    Bedroom at Pema Tang Guest House

    View from Pema Thang restaurant - Buddhist script flags.

    The Food
    There is a wide variety of backpacker restaurants in McLeod Ganj. According to a travel magazine review, the food here is “as good as the ones back home” (home being Israel, Seattle etc). Unfortunately, I wouldn’t know because I had traveler’s diarrhea on day 2. So instead of some yummy international foods, this is what I frequently ate and drank on my trip.

    Curd and rice.

    Electrolyte drink is great for dehydration.

    And here're some local delights...

    Tibetan Tea - no sugar, just salt and a bit of yak butter and milk.

    I can't recall if this Tibetan noodle soup is call Thentuk, Thukpa or something else. The freshly made noodles were al dante and the broth was savory-sweet by vegetables and a few thinly sliced lamb.

    Tsuglagkhang Complex
    This complex consists of a temple, a monastry and some shops. The Kalachakra Temple is not the most impressive but has an absolutely stunning view. The Lonely Planet wrote that on most evenings, you could catch monks “sealing points of argument with great flourish, a foot stamp and theatrical clap of the hands”, debating topics of Buddhist metaphysics, around the Namgyal Gompa monastry. We came to this complex several times and asked at least 9 monks about the debate but no one seem to know what we were talking about. We gave up after the third try.

    Tsuglagkhang temple.

    No trees were harmed while building this complex.

    The conventional and traditional way of lighting candles or oil lamps.

    Kalachakra mandala (Wheel of Time)

    Buddhist Mantra

    Having a cuppa chai and lassi at the Namgyal Cafe.

    The Treks
    One of the nicest treks we took was on Mall Road, which would lead you to Dal Lake, the home of Tibetan Children’s village. I never made it there, but Anand said it's not much of a village and the lake looked sad.

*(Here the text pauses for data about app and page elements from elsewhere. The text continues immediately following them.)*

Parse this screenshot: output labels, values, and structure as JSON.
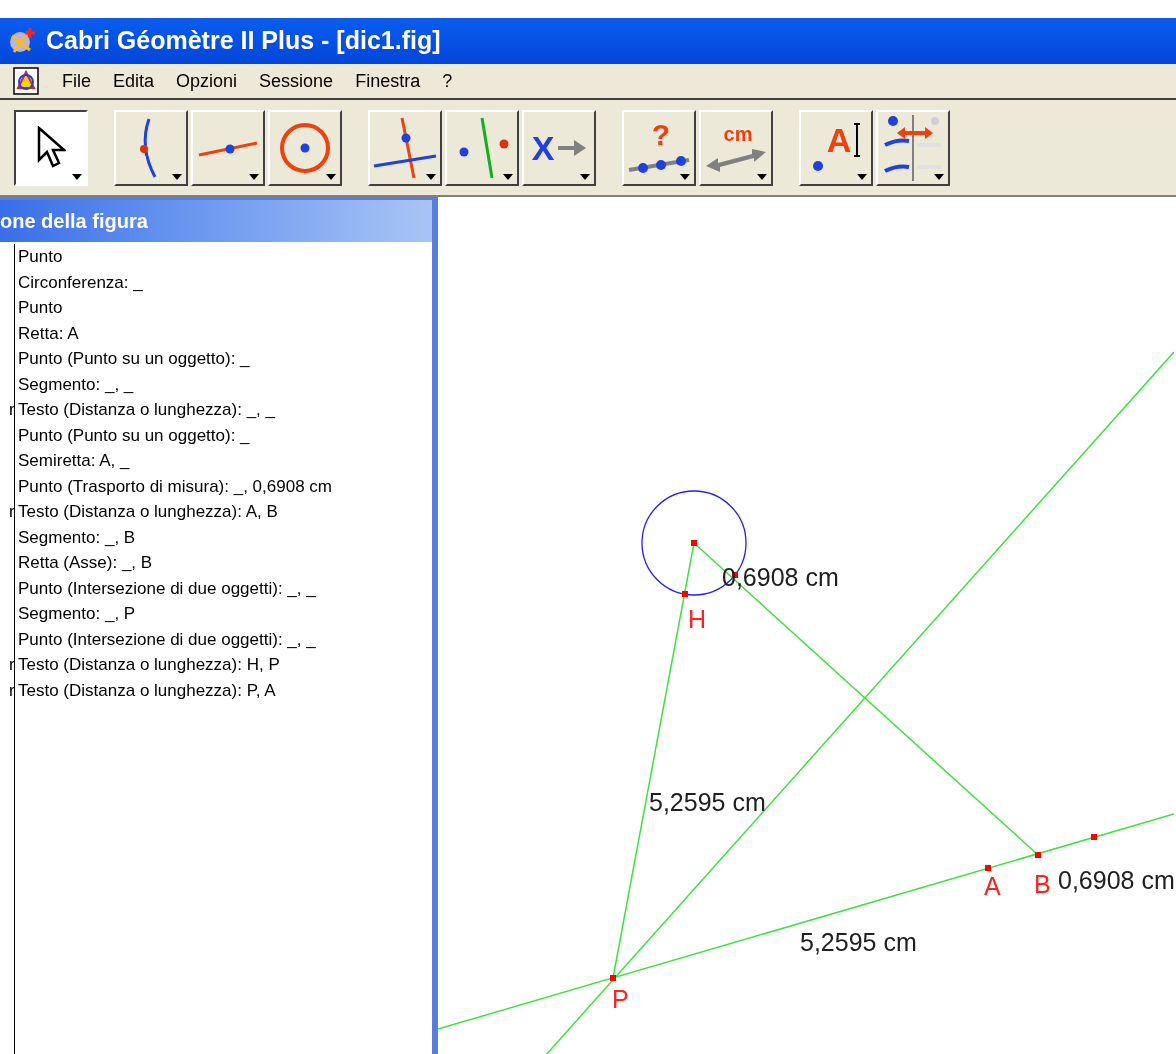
{
  "window": {
    "title": "Cabri Géomètre II Plus - [dic1.fig]"
  },
  "menu": [
    "File",
    "Edita",
    "Opzioni",
    "Sessione",
    "Finestra",
    "?"
  ],
  "toolbar": [
    [
      {
        "kind": "pointer",
        "selected": true
      }
    ],
    [
      {
        "kind": "point",
        "selected": false
      },
      {
        "kind": "line",
        "selected": false
      },
      {
        "kind": "circle",
        "selected": false
      }
    ],
    [
      {
        "kind": "perpendicular",
        "selected": false
      },
      {
        "kind": "symmetry",
        "selected": false
      },
      {
        "kind": "macro",
        "glyph": "X",
        "selected": false
      }
    ],
    [
      {
        "kind": "check",
        "glyph": "?",
        "selected": false
      },
      {
        "kind": "measure",
        "glyph": "cm",
        "selected": false
      }
    ],
    [
      {
        "kind": "label",
        "glyph": "A",
        "selected": false
      },
      {
        "kind": "attributes",
        "selected": false
      }
    ]
  ],
  "panel": {
    "title": "one della figura",
    "items": [
      {
        "text": "Punto"
      },
      {
        "text": "Circonferenza: _"
      },
      {
        "text": "Punto"
      },
      {
        "text": "Retta: A"
      },
      {
        "text": "Punto (Punto su un oggetto): _"
      },
      {
        "text": "Segmento: _, _"
      },
      {
        "prefix": "r",
        "text": "Testo (Distanza o lunghezza): _, _"
      },
      {
        "text": "Punto (Punto su un oggetto): _"
      },
      {
        "text": "Semiretta: A, _"
      },
      {
        "text": "Punto (Trasporto di misura): _, 0,6908 cm"
      },
      {
        "prefix": "r",
        "text": "Testo (Distanza o lunghezza): A, B"
      },
      {
        "text": "Segmento: _, B"
      },
      {
        "text": "Retta (Asse): _, B"
      },
      {
        "text": "Punto (Intersezione di due oggetti): _, _"
      },
      {
        "text": "Segmento: _, P"
      },
      {
        "text": "Punto (Intersezione di due oggetti): _, _"
      },
      {
        "prefix": "r",
        "text": "Testo (Distanza o lunghezza): H, P"
      },
      {
        "prefix": "r",
        "text": "Testo (Distanza o lunghezza): P, A"
      }
    ]
  },
  "canvas": {
    "labels": [
      {
        "kind": "point",
        "text": "H"
      },
      {
        "kind": "point",
        "text": "P"
      },
      {
        "kind": "point",
        "text": "A"
      },
      {
        "kind": "measure",
        "text": "0,6908 cm"
      },
      {
        "kind": "measure",
        "text": "5,2595 cm"
      },
      {
        "kind": "point",
        "text": "B"
      },
      {
        "kind": "measure",
        "text": "0,6908 cm"
      },
      {
        "kind": "measure",
        "text": "5,2595 cm"
      }
    ]
  }
}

    View from our treks around McLeod Ganj.

    More views from our treks around McLeod Ganj.

    I was taking pictures of an eagle that was flying above these guys and they started shouting "(give us) 50 rupees!" at me.

    Norbulingka Institute
    I think this institute made it worthwhile to visit Dharamsala. It’s about 6km from Dharamsala and was established to preserve traditional Tibetan art forms.

    Thangka painting.

    A finished thangka painting.

    Making Padmasambhava or Guru Rinpoche statue.

    Doll of a debating Buddhist monk at the Losel Doll Museum

    More pictures of Dharamsala